van Gogh Paintings: Patience Escalier
An art history blog post from Famous Paintings Reviewed.
Even a cursory look at van Gogh paintings reminds us that his style was unique. van Gogh remains one of the few famous painters who didn't belong to an art movement.
van Gogh lived in Paris during 1886-87 with his brother Theo, and was acquainted with aspiring painters like Pissarro, Seurat, Toulouse-Lautrec and Gauguin. Although influenced by
Vincent van Gogh. Spring of Flowering Almond Blossom in a Glass, February-March 1888. Oil on canvas, approx. 9 1/2" by 7 1/2". Vincent van Gogh Museum, Amsterdam.
Impressionism, van Gogh paintings from early 1888 definitively separated him from that movement.
In the diminutive Sprig of Flowering Almond Blossom in a Glass, van Gogh conveys both the hope he felt for a simpler life in Arles after leaving Paris -- and his distance from his fellow Impressionist painters.
van Gogh employs color to convey emotion rather than to achieve greater naturalism. The painting appears unfinished and hurried in places, as in the table-top through which tan priming appears, yet the almond blossoms and leaves are meticulously crafted and bursting with life.
Imagine Sprig without the horizontal vermillion line to appreciate how completely van Gogh mastered color.
Arles reintroduced van Gogh to peasantry, a recurrent subject matter in earlier van Gogh paintings. van Gogh befriended a farm-hand named Patience Escalier, and describes him in a letter to Theo:
I wanted to paint a little old peasant, who very much resembles our father in features... Behind the head... I paint infinity, a plain background of the richest, most intense blue I can conceive, and by this single combination of the bright head against the rich blue background, I get a mysterious effect, like a star in the depths of an azure sky.
Perhaps the palpable passion toward Patience Escalier stems from this paternal familiarity.
I prefer to believe that this is the debut of van Gogh's chromatic personality, juxtaposing complementary colors to render the peasant like a star.
Each of the facial features of Patience Escalier has its own palette, shapes and movement
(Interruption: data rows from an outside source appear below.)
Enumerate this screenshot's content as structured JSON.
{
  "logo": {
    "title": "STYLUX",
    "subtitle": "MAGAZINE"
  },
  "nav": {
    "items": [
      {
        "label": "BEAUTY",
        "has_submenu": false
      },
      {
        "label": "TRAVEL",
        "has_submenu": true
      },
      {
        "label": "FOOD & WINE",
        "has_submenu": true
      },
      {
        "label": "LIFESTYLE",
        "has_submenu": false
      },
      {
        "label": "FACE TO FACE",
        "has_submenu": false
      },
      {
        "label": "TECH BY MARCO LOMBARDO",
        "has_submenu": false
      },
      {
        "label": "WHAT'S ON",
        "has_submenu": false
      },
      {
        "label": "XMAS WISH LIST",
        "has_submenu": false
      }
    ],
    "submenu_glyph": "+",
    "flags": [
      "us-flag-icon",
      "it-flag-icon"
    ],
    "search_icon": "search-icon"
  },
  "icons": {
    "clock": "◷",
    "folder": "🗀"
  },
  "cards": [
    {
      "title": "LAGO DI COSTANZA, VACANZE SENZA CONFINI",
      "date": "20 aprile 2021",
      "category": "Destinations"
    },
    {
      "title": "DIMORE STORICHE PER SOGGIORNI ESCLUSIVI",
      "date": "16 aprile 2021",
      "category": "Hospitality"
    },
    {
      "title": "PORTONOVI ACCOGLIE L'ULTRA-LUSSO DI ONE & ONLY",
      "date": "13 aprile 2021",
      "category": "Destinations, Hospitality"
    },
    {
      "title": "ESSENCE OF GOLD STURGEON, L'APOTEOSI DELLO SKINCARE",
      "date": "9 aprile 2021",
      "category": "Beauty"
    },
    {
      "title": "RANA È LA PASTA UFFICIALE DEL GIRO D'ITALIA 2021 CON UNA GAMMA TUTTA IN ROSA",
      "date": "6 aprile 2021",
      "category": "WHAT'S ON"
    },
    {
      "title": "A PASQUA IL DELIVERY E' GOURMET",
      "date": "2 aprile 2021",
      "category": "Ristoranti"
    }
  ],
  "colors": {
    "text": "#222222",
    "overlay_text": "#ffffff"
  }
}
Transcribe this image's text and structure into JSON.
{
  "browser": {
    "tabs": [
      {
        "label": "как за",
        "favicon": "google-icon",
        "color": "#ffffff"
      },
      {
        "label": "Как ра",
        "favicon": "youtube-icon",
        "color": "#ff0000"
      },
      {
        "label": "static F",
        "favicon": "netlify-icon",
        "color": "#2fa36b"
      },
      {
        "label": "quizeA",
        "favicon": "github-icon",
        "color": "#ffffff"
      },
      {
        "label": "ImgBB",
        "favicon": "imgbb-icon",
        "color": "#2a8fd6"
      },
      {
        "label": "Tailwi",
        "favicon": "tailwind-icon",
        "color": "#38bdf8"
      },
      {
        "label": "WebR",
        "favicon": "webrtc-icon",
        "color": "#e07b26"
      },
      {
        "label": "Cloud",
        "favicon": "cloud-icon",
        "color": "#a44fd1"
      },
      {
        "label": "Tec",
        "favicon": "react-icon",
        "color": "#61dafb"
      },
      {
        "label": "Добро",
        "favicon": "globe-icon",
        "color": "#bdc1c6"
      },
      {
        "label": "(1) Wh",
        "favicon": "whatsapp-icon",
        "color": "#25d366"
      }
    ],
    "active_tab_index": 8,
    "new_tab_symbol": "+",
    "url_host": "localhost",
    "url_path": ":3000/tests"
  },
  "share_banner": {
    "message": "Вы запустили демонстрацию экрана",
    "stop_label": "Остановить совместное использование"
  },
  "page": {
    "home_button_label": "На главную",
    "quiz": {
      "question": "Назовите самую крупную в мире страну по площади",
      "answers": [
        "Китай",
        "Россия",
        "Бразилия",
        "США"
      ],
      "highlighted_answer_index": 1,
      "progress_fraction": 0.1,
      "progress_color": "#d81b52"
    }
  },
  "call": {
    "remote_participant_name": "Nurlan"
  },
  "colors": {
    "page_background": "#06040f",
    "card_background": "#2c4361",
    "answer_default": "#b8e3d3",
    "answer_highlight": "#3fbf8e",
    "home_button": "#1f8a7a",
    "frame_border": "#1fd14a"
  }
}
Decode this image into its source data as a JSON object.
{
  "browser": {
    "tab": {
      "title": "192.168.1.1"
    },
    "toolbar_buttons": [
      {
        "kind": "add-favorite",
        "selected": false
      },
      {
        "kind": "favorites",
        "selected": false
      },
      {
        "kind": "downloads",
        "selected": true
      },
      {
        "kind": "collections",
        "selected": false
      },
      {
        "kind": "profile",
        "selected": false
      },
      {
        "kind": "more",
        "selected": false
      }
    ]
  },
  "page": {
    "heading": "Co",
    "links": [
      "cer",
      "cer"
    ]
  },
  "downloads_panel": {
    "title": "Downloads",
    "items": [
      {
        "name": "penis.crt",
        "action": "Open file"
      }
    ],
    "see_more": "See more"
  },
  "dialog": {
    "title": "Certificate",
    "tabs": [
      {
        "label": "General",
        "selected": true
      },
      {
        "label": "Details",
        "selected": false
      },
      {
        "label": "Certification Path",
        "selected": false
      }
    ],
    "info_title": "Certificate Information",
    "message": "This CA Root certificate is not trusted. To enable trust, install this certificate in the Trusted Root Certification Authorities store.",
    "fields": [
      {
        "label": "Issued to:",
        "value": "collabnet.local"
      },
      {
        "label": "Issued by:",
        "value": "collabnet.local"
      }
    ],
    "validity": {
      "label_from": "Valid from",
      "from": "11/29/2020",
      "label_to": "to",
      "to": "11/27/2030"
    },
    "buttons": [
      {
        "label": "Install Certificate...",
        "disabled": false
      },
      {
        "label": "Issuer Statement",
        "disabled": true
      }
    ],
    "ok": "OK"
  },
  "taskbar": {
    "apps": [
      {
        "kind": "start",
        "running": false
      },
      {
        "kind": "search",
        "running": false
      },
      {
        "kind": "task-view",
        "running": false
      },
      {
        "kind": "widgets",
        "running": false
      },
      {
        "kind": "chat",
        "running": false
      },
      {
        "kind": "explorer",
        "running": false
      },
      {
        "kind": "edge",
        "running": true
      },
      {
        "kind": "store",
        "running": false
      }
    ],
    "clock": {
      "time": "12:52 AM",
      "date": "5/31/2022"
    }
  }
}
Vincent van Gogh. Portrait of Patience Escalier, 1888. Oil on canvas, 25-1/4 x 21-1/2 in. Norton Simon Art Foundation, Pasadena, CA.
which coalesce into a cohesive portrait, perhaps via the peasant's riveting, direct stare. The frenetic brushstrokes and thickly applied paint are now hallmarks of van Gogh paintings but at the time, marked his stylistic independence from other painters and any art movements.
As Vincent van Gogh wrote to Theo,
My brush has no system at all. I hit the canvas with irregular touches of the brush, which I leave as they are. Patches of thickly laid-on color, spots of canvas left uncovered, here and there portions that are left absolutely unfinished, repetitions, savageries... (1)
That description of van Gogh's painting technique belies the beauty and mastery in Patience Escalier.
Vincent van Gogh. Detail from Portrait of Patience Escalier, 1888. Oil on canvas, 25-1/4 x 21-1/2 in. Norton Simon Art Foundation, Pasadena, CA.
This beloved van Gogh painting will be on exhibition at the Frick Collection in New York from October 30, 2012 until January 20, 2013, leaving its home at the Norton Simon for the first time in nearly 40 years.
And just how is it that van Gogh's unrealistic color is so evocative and credible? I'd love to hear your thoughts.
(1) Letter B3, p. 478.